China’s Corporate Defaults To Increase And Banks To Suffer This Year

A slump in property and other key asset values in China could destabilize the economy and the financial sector unless proper measures are in place to anchor investor confidence, according to a report issued by Standard & Poor’s Ratings Services today.

"Corporate defaults are likely to increase as the central government gradually withdraws its implicit support for troubled companies. And deeper measures to support Corporate China will probably come at the expense of banks’ profitability," writes Standard & Poor’s credit analyst Qiang Liao.

"We therefore expect credit profiles to deteriorate across the financial sector, particularly for smaller players," he adds.

The government’s "supply-side" reforms may affect the asset quality and
profitability of overcapacity industries and the financial sector, which could dampen investor confidence in Chinese assets.

Such a loss of confidence in the property market and corporate bond market would particularly exacerbate risks to the financial sector.

Should property prices decline in a disorderly manner, the falling value of properties will at least partially undo the ongoing corporate deleveraging efforts.

Such a decline would also undermine corporate refinancing capabilities because property is currently used as collateral for 30%-40% of corporate borrowings from Chinese banks.

The dual effects may eventually weaken the creditworthiness of banks, which in turn could further undermine the property market.
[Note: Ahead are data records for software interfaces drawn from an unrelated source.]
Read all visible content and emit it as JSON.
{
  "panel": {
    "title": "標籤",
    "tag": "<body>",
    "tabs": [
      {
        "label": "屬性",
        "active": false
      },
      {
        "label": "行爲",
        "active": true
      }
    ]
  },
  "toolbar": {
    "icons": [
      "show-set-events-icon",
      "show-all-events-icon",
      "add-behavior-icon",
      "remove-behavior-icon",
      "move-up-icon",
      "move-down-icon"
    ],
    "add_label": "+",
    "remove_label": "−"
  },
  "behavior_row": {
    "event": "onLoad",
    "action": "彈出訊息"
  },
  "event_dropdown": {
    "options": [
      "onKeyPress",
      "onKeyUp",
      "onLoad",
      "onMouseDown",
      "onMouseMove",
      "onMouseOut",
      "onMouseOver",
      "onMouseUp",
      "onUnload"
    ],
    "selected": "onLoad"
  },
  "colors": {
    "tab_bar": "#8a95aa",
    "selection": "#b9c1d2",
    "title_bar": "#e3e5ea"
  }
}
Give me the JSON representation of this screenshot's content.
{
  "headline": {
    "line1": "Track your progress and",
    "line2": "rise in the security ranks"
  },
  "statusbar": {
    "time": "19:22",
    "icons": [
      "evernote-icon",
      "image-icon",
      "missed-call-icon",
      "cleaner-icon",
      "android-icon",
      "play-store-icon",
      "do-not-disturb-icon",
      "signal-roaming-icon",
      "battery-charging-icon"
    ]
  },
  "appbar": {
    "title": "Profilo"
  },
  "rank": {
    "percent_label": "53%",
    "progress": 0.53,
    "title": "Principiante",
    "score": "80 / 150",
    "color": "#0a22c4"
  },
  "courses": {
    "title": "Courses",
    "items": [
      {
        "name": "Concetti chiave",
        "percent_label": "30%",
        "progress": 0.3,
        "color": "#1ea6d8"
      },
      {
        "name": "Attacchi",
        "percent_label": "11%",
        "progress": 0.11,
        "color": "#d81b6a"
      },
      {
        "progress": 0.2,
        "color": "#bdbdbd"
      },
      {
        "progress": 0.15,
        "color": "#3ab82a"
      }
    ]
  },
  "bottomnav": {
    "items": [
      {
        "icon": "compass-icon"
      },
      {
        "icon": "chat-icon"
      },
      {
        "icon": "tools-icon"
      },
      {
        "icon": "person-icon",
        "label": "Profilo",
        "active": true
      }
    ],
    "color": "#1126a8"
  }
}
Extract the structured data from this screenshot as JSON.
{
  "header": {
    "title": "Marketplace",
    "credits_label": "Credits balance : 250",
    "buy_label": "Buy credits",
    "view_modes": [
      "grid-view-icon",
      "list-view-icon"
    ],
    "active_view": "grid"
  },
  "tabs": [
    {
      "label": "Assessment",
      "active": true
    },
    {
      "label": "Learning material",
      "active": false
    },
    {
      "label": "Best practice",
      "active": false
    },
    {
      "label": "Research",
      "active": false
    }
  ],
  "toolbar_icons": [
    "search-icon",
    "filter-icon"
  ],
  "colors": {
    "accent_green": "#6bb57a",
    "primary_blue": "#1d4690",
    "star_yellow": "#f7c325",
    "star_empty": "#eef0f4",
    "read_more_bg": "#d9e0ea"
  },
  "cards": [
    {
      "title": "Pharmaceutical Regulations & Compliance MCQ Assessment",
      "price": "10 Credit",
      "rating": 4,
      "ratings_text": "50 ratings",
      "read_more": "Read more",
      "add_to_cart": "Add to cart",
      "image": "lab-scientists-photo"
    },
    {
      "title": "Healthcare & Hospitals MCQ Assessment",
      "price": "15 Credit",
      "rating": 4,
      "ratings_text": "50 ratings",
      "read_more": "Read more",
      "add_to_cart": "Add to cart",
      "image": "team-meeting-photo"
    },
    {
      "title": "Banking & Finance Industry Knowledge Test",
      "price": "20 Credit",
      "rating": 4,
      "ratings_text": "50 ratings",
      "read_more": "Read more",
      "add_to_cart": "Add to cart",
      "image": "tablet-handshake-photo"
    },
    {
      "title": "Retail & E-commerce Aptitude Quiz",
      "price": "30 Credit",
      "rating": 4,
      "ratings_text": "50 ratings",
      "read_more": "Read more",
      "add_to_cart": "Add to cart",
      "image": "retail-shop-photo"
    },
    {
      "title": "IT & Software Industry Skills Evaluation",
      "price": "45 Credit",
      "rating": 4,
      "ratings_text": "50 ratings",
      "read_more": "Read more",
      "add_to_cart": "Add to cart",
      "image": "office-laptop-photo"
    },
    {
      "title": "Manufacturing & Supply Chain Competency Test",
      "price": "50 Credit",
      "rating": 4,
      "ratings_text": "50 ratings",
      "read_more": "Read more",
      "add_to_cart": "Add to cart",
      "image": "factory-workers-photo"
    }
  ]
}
Currently, the China All Bond Index stands at an all-time high after soaring for the past two years. This market matters because it affects corporates’ funding costs.

More importantly, banks have a lot of indirect exposure to corporate bonds via the sale of wealth management products to retail investors.

The government is adopting a so-called "bottom-line mindset," which S&P views as a form of crisis management.

It suggests the policymakers are willing to press ahead with reform measures on a trial-and-error basis as long they don’t trigger a financial crisis or social instability.

"If something doesn’t seem to be working, the government could simply reverse the measures again," says Liao.

That exposes the financial sector to significant costs associated with the reform measures and suggests elevated policy risks for financial institutions.

"We’ve seen the impact of this in the heightened volatility in China’s equity and currency markets since mid-2015," adds Liao.